Activity:
Scan the entries for the word "count", and copy every line where it appears.

(Items from an interface collection)
◆ ◆ ◆ ◆

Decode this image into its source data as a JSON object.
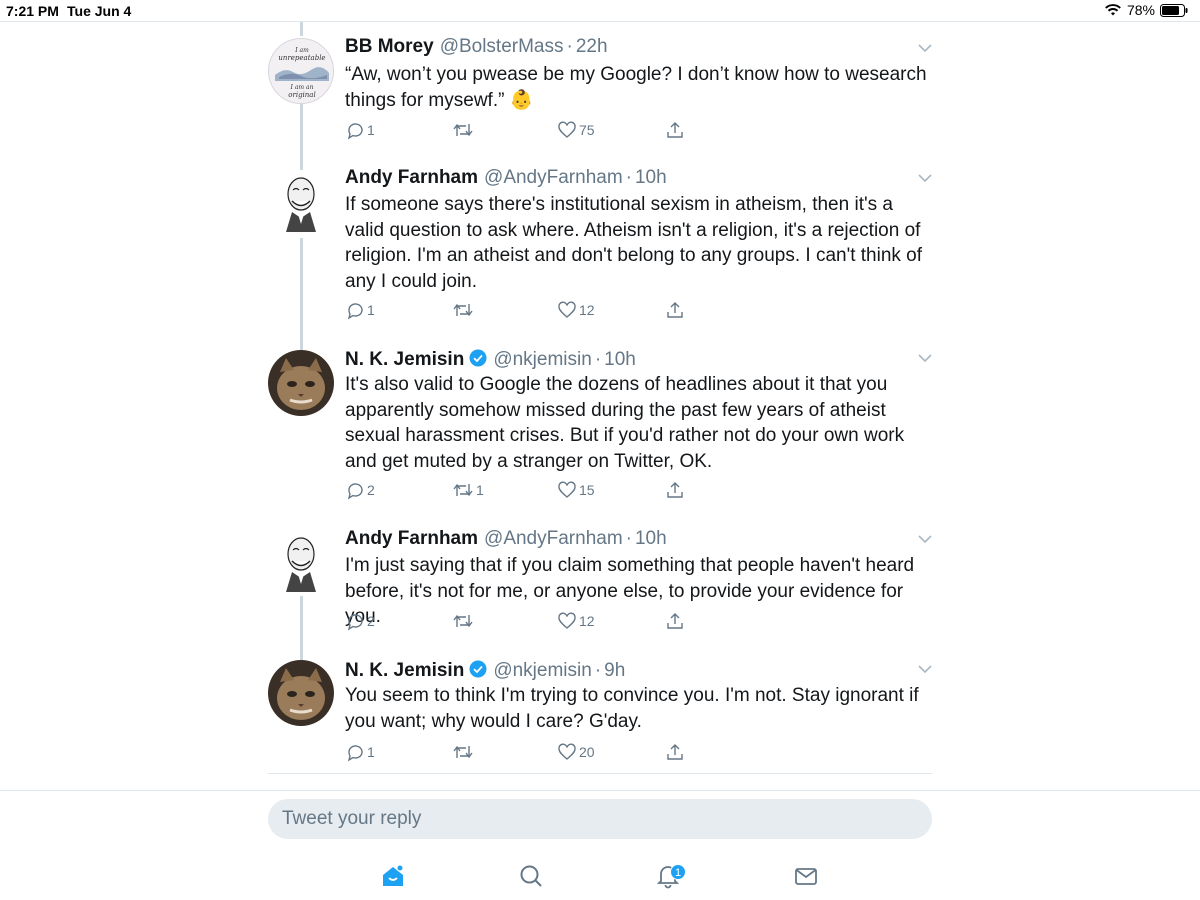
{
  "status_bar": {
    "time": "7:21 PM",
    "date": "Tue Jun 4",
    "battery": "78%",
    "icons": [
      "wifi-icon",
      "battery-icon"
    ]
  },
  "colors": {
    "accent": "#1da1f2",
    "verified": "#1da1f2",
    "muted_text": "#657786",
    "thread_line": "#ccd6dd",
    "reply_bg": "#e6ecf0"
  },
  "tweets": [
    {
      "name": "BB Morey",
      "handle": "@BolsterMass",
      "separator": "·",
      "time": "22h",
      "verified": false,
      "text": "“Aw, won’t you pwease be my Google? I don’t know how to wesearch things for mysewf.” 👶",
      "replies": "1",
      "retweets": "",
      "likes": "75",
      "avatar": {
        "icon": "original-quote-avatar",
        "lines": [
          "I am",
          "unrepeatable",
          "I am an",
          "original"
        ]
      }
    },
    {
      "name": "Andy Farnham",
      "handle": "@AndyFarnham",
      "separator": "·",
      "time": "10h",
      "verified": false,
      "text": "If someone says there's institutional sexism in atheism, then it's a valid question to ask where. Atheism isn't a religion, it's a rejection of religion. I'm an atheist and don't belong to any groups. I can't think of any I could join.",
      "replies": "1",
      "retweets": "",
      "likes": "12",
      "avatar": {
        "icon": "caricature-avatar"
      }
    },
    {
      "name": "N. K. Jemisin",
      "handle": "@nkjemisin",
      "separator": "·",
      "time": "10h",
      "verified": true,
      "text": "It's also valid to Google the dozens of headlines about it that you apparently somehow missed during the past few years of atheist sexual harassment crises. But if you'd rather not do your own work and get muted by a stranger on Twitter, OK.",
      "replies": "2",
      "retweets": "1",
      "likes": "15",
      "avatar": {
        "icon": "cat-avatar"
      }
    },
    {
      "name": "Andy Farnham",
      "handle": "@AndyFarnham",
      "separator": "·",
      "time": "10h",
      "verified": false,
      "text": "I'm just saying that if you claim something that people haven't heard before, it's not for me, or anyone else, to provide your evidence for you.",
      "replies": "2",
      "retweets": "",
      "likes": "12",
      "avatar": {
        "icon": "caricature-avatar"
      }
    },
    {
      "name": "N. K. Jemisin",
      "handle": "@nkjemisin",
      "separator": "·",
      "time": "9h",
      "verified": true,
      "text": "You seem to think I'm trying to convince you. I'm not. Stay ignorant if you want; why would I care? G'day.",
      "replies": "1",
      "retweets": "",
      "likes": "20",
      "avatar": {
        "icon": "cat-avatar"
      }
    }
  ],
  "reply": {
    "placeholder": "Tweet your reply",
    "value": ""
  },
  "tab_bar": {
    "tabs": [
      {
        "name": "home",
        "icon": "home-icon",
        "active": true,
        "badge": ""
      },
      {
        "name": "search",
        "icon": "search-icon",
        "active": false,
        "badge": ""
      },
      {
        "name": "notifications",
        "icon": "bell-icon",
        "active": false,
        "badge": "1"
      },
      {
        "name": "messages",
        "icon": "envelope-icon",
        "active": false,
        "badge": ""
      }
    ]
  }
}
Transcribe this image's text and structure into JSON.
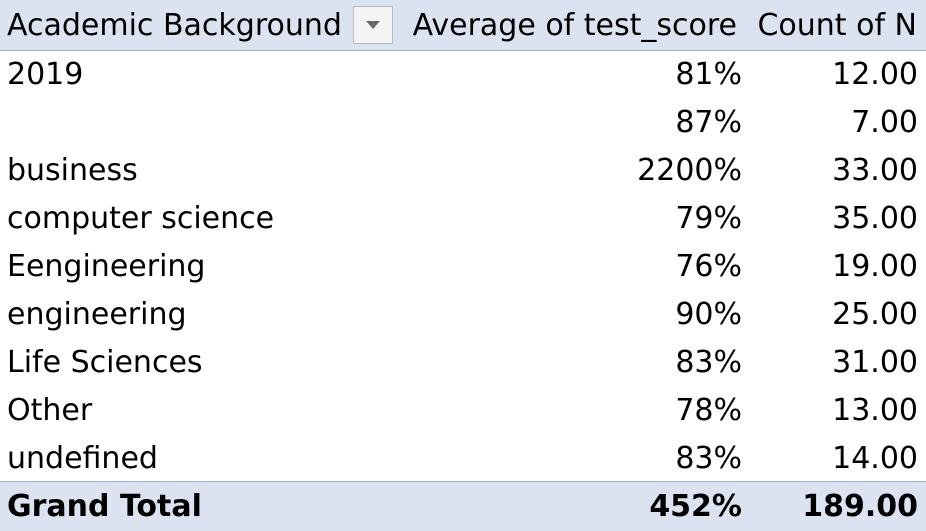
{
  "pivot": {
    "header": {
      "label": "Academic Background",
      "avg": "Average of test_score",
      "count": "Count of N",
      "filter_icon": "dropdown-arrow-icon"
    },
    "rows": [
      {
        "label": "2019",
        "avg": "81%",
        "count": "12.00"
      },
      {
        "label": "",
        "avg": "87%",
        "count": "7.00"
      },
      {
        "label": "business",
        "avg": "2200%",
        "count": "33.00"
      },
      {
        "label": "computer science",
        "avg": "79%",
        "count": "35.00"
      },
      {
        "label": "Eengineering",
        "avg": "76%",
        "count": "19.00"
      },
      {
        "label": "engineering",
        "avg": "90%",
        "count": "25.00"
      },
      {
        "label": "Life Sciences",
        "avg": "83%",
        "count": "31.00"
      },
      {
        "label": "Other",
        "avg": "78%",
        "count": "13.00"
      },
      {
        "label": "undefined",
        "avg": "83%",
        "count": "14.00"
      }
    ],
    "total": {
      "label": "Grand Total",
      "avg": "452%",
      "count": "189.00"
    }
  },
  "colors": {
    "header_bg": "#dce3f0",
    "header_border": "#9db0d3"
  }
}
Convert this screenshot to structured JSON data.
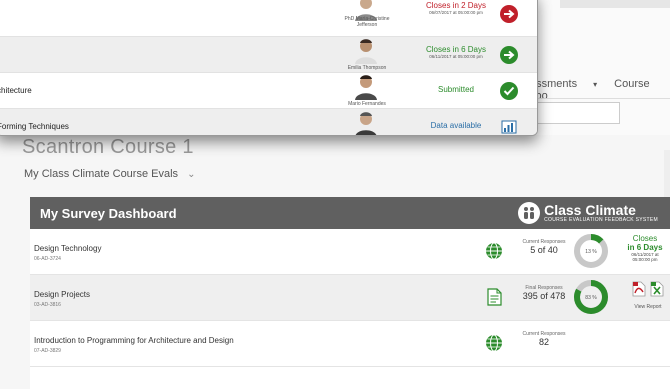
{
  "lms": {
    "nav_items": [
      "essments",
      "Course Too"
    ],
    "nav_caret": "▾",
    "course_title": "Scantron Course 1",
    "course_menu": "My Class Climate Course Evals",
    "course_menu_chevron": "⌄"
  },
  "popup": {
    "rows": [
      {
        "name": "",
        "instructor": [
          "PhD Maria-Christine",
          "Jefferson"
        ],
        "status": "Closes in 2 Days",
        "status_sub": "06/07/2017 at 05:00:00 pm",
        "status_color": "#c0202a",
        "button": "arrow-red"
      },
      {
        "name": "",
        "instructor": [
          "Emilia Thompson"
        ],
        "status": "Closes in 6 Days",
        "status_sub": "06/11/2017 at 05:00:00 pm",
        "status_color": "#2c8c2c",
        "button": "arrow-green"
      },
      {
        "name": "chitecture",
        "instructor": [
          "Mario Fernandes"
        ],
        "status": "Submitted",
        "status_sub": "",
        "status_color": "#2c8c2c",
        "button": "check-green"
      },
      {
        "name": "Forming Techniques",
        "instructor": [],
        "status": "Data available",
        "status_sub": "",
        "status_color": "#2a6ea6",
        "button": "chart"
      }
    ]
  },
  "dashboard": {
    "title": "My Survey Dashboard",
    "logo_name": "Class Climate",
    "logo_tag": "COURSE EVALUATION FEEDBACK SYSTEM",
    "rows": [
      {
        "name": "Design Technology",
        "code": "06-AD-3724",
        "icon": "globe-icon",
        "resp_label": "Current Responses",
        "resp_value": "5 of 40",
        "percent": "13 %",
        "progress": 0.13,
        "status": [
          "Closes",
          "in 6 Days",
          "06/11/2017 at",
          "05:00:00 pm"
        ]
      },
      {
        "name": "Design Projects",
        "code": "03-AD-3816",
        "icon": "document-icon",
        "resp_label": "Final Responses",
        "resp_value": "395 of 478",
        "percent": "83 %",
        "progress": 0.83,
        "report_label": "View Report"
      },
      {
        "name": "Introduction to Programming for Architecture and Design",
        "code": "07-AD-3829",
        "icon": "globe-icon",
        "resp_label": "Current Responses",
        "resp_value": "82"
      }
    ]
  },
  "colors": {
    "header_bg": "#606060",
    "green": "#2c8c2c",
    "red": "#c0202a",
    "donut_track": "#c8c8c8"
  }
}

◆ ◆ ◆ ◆

Exercise response:
      "count": "Count of N",
        "count": "12.00"
        "count": "7.00"
        "count": "33.00"
        "count": "35.00"
        "count": "19.00"
        "count": "25.00"
        "count": "31.00"
        "count": "13.00"
        "count": "14.00"
      "count": "189.00"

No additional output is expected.